From the remarks of Michael Chertoff: "So let me talk a little bit about what we see as the major biological threats in the twenty-first century, what kinds of capabilities we are building in order to meet and mitigate those threats, and at least a little bit about some of the legal authorities issues that I think will arise in the context of an attack if we have one. I think this is a great opportunity to explore a fascinating and difficult set of issues that arise in the context of bioterror and also natural challenges arising out of the possibility of pandemics or very serious epidemics. Even though we're only eight years into the twenty-first century, I think we've seen a range of challenges in this country that are comparable to what we saw in the preceding century.

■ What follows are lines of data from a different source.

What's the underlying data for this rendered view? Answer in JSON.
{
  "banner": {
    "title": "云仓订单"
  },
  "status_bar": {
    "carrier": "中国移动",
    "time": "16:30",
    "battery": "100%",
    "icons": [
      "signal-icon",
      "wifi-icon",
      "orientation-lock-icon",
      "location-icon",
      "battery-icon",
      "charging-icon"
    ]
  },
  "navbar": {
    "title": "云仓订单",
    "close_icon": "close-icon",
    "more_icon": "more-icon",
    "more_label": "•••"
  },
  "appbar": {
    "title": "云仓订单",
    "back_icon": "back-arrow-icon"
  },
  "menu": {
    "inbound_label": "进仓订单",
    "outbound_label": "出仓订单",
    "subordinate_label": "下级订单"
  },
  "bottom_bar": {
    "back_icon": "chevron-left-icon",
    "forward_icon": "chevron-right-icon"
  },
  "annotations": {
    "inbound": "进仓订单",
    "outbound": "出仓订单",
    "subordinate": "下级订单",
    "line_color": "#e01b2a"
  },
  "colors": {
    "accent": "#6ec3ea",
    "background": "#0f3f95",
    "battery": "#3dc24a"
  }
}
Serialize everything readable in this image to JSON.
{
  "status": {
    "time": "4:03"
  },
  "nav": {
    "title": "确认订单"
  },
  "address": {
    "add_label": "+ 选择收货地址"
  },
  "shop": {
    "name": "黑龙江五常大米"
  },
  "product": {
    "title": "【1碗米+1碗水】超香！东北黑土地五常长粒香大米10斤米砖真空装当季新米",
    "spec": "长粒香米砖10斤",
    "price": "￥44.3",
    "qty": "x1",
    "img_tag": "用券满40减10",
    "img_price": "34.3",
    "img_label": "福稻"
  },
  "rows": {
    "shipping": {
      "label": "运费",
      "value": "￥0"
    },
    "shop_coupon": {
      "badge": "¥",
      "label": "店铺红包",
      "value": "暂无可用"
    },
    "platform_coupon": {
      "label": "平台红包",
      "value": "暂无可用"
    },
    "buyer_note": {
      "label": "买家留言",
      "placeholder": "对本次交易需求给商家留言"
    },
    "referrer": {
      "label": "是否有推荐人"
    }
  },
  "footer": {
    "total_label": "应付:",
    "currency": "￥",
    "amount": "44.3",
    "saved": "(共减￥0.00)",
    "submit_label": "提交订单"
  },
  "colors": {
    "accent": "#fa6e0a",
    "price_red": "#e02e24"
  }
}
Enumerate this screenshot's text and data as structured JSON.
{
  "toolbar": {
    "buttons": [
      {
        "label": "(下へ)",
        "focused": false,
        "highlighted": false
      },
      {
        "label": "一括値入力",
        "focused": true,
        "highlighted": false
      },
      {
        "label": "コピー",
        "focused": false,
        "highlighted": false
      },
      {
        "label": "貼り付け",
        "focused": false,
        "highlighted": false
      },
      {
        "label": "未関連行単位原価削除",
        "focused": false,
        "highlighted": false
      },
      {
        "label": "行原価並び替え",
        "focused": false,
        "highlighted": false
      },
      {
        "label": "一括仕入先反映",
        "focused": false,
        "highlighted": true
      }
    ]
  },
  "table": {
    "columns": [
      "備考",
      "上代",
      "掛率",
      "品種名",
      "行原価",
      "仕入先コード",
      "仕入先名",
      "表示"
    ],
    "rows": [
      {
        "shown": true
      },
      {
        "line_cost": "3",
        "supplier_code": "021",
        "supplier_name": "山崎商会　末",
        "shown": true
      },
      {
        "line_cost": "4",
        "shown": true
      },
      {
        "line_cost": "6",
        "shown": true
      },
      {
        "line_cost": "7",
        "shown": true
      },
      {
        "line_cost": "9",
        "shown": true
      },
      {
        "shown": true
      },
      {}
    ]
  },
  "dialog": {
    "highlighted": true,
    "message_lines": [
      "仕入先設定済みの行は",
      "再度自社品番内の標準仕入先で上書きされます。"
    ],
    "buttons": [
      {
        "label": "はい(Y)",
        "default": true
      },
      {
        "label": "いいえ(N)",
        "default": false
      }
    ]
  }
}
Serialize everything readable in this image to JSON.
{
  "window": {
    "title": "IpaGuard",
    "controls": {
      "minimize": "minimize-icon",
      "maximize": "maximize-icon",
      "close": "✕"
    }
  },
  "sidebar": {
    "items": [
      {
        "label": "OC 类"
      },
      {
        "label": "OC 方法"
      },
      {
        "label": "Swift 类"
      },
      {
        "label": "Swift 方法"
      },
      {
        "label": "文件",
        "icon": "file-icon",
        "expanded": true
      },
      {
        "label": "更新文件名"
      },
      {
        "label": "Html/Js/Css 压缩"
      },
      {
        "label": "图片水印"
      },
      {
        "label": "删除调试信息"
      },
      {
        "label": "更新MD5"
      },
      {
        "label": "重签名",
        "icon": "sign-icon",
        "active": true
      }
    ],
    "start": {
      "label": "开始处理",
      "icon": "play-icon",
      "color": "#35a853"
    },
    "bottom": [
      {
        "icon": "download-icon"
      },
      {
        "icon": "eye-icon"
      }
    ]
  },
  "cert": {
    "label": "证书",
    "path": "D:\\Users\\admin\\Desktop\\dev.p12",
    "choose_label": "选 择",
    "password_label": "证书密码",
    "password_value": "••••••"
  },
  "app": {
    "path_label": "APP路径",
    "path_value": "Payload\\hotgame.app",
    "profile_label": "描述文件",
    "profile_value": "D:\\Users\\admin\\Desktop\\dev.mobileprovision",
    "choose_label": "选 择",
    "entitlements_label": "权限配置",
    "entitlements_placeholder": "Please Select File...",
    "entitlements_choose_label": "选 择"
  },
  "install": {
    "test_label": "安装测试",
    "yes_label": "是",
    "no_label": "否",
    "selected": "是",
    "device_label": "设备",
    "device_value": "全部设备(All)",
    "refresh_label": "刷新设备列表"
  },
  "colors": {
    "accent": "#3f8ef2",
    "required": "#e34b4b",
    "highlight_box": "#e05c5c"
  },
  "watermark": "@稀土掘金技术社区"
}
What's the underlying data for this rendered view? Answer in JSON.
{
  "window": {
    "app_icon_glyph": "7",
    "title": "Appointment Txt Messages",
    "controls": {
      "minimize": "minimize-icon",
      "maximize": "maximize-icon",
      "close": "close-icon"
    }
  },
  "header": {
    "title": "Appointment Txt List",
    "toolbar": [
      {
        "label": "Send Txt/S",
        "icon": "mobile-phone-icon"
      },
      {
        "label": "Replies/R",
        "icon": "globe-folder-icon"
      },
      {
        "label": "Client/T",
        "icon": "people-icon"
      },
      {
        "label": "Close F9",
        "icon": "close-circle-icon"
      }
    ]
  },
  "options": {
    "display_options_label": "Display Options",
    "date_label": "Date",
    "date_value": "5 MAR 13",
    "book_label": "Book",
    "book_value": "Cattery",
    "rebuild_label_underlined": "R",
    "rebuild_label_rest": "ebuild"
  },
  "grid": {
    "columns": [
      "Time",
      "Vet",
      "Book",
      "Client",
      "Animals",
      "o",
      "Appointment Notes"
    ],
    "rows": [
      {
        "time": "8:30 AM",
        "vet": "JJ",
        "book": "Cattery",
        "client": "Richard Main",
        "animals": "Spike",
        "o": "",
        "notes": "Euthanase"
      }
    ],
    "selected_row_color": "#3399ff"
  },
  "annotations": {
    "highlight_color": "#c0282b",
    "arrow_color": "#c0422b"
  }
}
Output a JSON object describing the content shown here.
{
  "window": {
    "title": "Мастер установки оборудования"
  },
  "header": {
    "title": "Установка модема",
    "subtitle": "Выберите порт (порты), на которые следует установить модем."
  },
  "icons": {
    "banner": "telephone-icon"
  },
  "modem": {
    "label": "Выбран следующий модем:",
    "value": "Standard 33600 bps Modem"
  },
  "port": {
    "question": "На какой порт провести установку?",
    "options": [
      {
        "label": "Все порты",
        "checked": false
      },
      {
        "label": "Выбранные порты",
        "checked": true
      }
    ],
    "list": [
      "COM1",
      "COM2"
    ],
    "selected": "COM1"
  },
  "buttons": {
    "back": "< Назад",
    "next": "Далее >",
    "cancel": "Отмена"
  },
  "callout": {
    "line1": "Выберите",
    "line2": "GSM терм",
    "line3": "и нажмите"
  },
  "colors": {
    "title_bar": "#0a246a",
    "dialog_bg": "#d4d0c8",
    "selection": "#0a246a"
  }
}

And because of the interdependent, global nature of our society, particularly in the area of diseases, the ability of communicable diseases to spread rapidly from one continent to another, even as a natural matter, certainly heightens the risk if we should ever have the experience of the type of influenza that, for example, occurred in 1919. And when you add on top of that the increased capability for people to manufacture and weaponize biological threats into actual weapons of mass destruction, this merely compounds the problem."
U.S. Dept. of Homeland Security: http://www.dhs.gov/